I have to admit I thought Waterstones was already part of that club. In fact, they had indeed already dropped the apostrophe — at least on their website. To the right is the old logo as it appeared on the website. (For what it’s worth, I am dead against the lowercase ‘w’, which has now been changed back to uppercase in the new logo.)

Time to drop the apostrophe?

I do sometimes wonder if the apostrophe is more trouble than it’s worth. I am sure it could be dropped from the language without it causing too much distress.

Of course, people will always contrive examples that supposedly prove how necessary the apostrophe is. But the context normally gives you everything you need. After all, we don’t ‘say’ apostrophes when we are speaking.

The apostrophe is probably one of the most widely misused punctuation marks. Yet while pedants love to point out greengrocers’ apostrophes and the various other widespread misuses, there are few times where this actually provides a barrier to communication. If you genuinely don’t understand what is meant by the greengrocer’s “Apple’s 25p each” sign, then you have a bigger problem than the greengrocer.

I work in St Andrews. The name of the town doesn’t have an apostrophe. According to the University of St Andrews Special Collections department, this is because the town predates the introduction of the apostrophe into the English language.

So perhaps it’s time once and for all to put a stop to the newfangled apostrophe.

Happy new year. What are you calling it? “Two thousand and twelve” or “twenty-twelve”? It was a topic of conversation among my friends on New Year’s Day. There is also an interesting article by Ben Zimmer.

I have long been in the “twenty-twelve” camp. I said “twenty-eleven” and “twenty-ten”. I often even said “twenty oh one” for 2001 and the rest of that decade. In that instance I had to cave in to convention — almost no-one else says that.

My logic has been that my chosen pronunciation follows the convention that was used in previous centuries. No-one would say “one thousand nine hundred and twelve” or even “nineteen hundred and twelve” for 1912. Nor do many people say “one thousand nine hundred and one” or “nineteen hundred and one” for 1901. In this case, “nineteen oh one” seems natural enough to most people. So why not “twenty oh one”?

Saying “twenty twelve” also saves on syllables, as the Ben Zimmer piece points out. Ben Zimmer seems optimistic that the “twenty twelve” format will catch on from now on. I do hope so as I don’t think I could stand an entire century of what is (in my view, at least) a more pretentious and wasteful pronunciation.

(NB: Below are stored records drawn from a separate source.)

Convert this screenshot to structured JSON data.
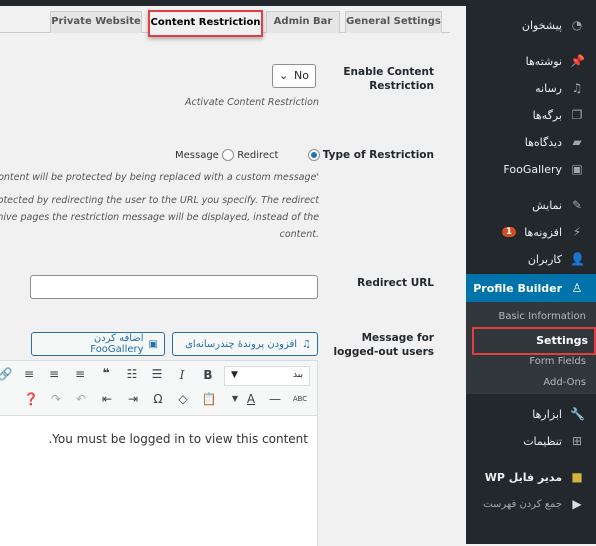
{
  "tabs": [
    {
      "label": "Private Website"
    },
    {
      "label": "Content Restriction"
    },
    {
      "label": "Admin Bar"
    },
    {
      "label": "General Settings"
    }
  ],
  "enable": {
    "label": "Enable Content Restriction",
    "value": "No",
    "desc": "Activate Content Restriction"
  },
  "type": {
    "label": "Type of Restriction",
    "options": [
      "Message",
      "Redirect"
    ],
    "selected": "Message",
    "desc1": "'s content will be protected by being replaced with a custom message",
    "desc2": "protected by redirecting the user to the URL you specify. The redirect",
    "desc3": "archive pages the restriction message will be displayed, instead of the",
    "desc4": ".content"
  },
  "redirect": {
    "label": "Redirect URL",
    "value": ""
  },
  "message": {
    "label": "Message for logged-out users",
    "add_media": "افزودن پروندهٔ چندرسانه‌ای",
    "add_foogallery": "اضافه کردن FooGallery",
    "format": "بند",
    "content": ".You must be logged in to view this content"
  },
  "sidebar": {
    "items": [
      {
        "label": "پیشخوان",
        "icon": "dashboard-icon"
      },
      {
        "label": "نوشته‌ها",
        "icon": "pin-icon"
      },
      {
        "label": "رسانه",
        "icon": "media-icon"
      },
      {
        "label": "برگه‌ها",
        "icon": "pages-icon"
      },
      {
        "label": "دیدگاه‌ها",
        "icon": "comments-icon"
      },
      {
        "label": "FooGallery",
        "icon": "gallery-icon"
      },
      {
        "label": "نمایش",
        "icon": "appearance-icon"
      },
      {
        "label": "افزونه‌ها",
        "icon": "plugins-icon",
        "badge": "1"
      },
      {
        "label": "کاربران",
        "icon": "users-icon"
      },
      {
        "label": "Profile Builder",
        "icon": "user-icon"
      },
      {
        "label": "ابزارها",
        "icon": "tools-icon"
      },
      {
        "label": "تنظیمات",
        "icon": "settings-icon"
      },
      {
        "label": "WP مدیر فایل",
        "icon": "folder-icon"
      },
      {
        "label": "جمع کردن فهرست",
        "icon": "collapse-icon"
      }
    ],
    "submenu": [
      "Basic Information",
      "Settings",
      "Form Fields",
      "Add-Ons"
    ]
  },
  "colors": {
    "accent": "#0073aa",
    "highlight": "#e0403f",
    "sidebar": "#23282d"
  }
}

But why?

The question is, why would a clumsier, longer pronunciation catch on? How could it usurp the convention that has been used for previous centuries?

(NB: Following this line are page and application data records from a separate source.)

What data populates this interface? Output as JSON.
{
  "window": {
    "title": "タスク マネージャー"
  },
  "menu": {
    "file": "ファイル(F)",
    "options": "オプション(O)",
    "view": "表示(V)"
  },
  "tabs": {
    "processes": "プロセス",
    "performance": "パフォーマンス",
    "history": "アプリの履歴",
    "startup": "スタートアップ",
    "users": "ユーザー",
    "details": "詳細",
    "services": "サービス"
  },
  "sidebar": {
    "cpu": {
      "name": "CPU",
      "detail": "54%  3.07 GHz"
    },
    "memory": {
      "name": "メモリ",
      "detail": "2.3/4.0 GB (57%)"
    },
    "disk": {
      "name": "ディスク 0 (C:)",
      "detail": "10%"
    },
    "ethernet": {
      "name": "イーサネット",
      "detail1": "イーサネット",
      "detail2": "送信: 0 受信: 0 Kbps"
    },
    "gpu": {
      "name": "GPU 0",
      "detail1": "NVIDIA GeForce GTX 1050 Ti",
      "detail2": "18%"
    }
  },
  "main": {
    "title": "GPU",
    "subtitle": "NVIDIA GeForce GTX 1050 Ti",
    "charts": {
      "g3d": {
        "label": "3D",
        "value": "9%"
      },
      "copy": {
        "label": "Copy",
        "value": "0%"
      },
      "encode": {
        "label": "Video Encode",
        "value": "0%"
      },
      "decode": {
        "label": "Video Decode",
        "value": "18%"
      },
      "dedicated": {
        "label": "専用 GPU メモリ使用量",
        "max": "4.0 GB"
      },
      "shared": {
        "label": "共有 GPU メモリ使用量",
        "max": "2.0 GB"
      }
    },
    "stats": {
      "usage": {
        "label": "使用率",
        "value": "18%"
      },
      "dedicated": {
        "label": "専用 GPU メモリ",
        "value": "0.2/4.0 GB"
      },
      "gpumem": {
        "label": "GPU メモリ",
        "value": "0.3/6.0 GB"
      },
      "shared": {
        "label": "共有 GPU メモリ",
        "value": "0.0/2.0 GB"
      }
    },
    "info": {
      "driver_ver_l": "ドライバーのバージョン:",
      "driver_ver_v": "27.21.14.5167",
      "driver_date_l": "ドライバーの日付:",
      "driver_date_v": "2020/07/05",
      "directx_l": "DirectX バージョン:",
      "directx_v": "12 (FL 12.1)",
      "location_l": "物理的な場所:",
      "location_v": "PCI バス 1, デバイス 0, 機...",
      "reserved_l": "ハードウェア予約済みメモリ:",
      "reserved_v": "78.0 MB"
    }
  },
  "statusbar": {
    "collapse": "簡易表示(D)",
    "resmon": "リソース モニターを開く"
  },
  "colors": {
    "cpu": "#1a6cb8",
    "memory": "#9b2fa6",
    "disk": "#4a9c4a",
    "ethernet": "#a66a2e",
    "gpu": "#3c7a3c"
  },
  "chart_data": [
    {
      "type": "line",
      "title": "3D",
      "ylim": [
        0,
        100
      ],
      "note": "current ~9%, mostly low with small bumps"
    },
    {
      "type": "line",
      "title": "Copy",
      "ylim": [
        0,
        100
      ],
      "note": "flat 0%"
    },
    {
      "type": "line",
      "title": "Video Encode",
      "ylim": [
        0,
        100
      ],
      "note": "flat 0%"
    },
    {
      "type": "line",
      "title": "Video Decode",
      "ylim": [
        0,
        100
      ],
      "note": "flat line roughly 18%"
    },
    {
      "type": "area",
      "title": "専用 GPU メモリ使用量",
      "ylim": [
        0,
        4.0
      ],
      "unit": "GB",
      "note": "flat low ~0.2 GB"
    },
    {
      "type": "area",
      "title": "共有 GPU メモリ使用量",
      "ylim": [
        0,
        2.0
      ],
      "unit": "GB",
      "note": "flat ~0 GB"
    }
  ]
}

My inexpert theory is that people just got so excited about the fact that they were living in the year 2000 — otherwise known as The Future™. So once the year 2000 was over, people wanted to drag it on for as long as possible.

“This is the year two thousand! …and one.”

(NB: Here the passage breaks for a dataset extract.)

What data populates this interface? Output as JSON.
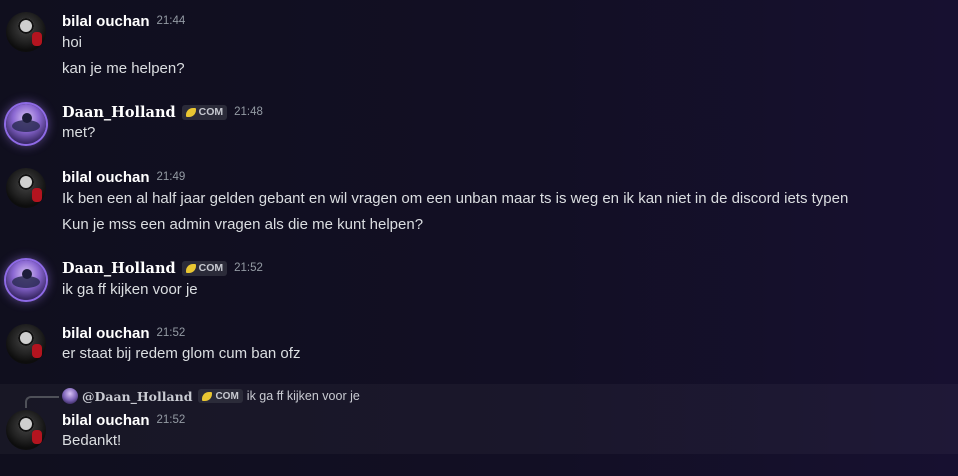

“The London Olympics will be held in two thousand! …and twelve.”

Personally, I think living in the year 2000 is so 2000, so I will be saying “twenty twelve”.

Update: Via @talesfrom on Twitter, I have learned that the Guardian style guide recommends the use of “twenty-twelve”.